There has not been a terrorist attack in Queensland, Australia for years. An arsonist burned down a hostel almost 20 years ago, killing 15 people, but he did so long before there was a warzone in Ukraine in which to hone his skills in. He also had no known connection to Ukraine. Assuming the writer mixed up New Zealand and Australia and was thinking of the Christchurch massacre in New Zealand, in which a gunman killed 51 people in a mosque, he remains short of a Ukrainian connection.

 

Also in this series: 

Missing Data, Mud-Slinging and “Miracle Cures”: Why Disinformation Is Bad For Your Health

Iranian Online Network Still Peddling Coronavirus Disinformation

Putin’s Domestic Problems Eclipse Russian Disinformation Campaigns

China's Campaign to Protect President Xi against Coronavirus Criticism

Chinese Embassies Work Overtime to Diffuse International Fury Over Coronavirus

Russia Bans Coronavirus "Fake News" and Slams US Over Press Freedom

China Blocks Investigations Amid Refusal to Shut Down Wet Markets

From Coronavirus to the Second World War: On the Frontlines of the Russian Disinformation Battle

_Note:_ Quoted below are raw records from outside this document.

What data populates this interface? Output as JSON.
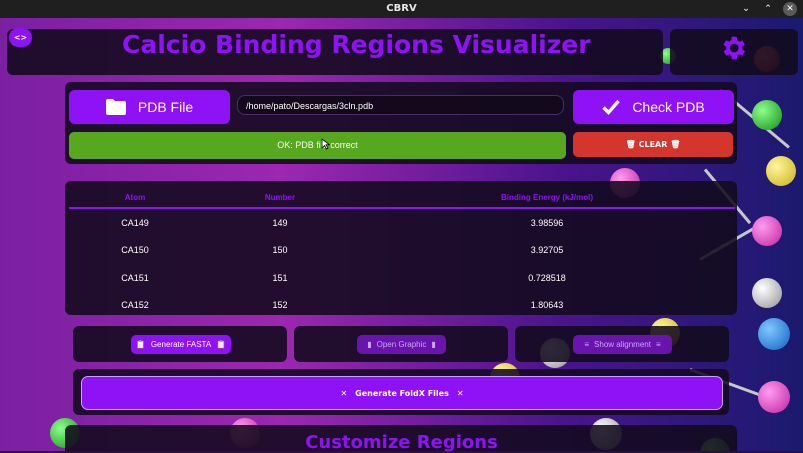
{
  "window": {
    "title": "CBRV",
    "controls": [
      "⌄",
      "⌃",
      "✕"
    ]
  },
  "header": {
    "title": "Calcio Binding Regions Visualizer",
    "toggle_icon": "<>"
  },
  "pdb": {
    "file_button": "PDB File",
    "path_value": "/home/pato/Descargas/3cln.pdb",
    "check_button": "Check PDB",
    "status": "OK: PDB file  correct",
    "clear_button": "CLEAR"
  },
  "table": {
    "headers": [
      "Atom",
      "Number",
      "Binding Energy (kJ/mol)"
    ],
    "rows": [
      [
        "CA149",
        "149",
        "3.98596"
      ],
      [
        "CA150",
        "150",
        "3.92705"
      ],
      [
        "CA151",
        "151",
        "0.728518"
      ],
      [
        "CA152",
        "152",
        "1.80643"
      ]
    ]
  },
  "actions": {
    "generate_fasta": "Generate FASTA",
    "open_graphic": "Open Graphic",
    "show_alignment": "Show alignment",
    "generate_foldx": "Generate FoldX Files"
  },
  "section": {
    "customize": "Customize Regions"
  },
  "colors": {
    "accent": "#8e12f5",
    "ok": "#57a81e",
    "danger": "#d4352c"
  },
  "icons": [
    "folder-icon",
    "check-icon",
    "gear-icon",
    "trash-icon",
    "clipboard-icon",
    "chart-icon",
    "list-icon",
    "tools-icon",
    "cursor-icon"
  ]
}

Russia Blames West for Propaganda While Reporting Unlikely Number of Covid-19 Deaths

As Criticism of China Falters, Time for a NATO for Human Rights?

Guest Post From Russia: How do You Put the Brakes on a Fake News Machine?

Has China Really Given Assent to a Global Coronavirus Review?

Russian Disinformation Back to Targeting Ukraine as Putin Declares Covid-19 Peak has Passed

Will the Post-Coronavirus World Stand Up to China's Bullying Business Tactics?

Coronavirus: An Opportunity to Advance Russian Interests in Latin America

The Shi Zhengli Identification Criteria: How Do We Know Where Coronavirus First Emerged?

Covid-19 and Black Lives Matter Unrest Targeted by Russian Disinformation

Occupy First, Talk Later: China Turns Border Conflict Into PR Opportunity

China Deploys Coercive Tactics to Deal with Disinformation Accusation

Putin Tries to Rewrite War History to Assert Russia's Position on the World Stage

Behind the Smokescreen: What are China’s Anti-EU Pandemic Narratives Really About?

Kremlin Has the Upper Hand as Covid-19 Puts Independent Media Under Pressure

 

 

comments

Special Features

Rouhani Uses Sanctions to Swipe at Critics

September 11, 2020
Pouyan Khoshhal
4 min read
Rouhani Uses Sanctions to Swipe at Critics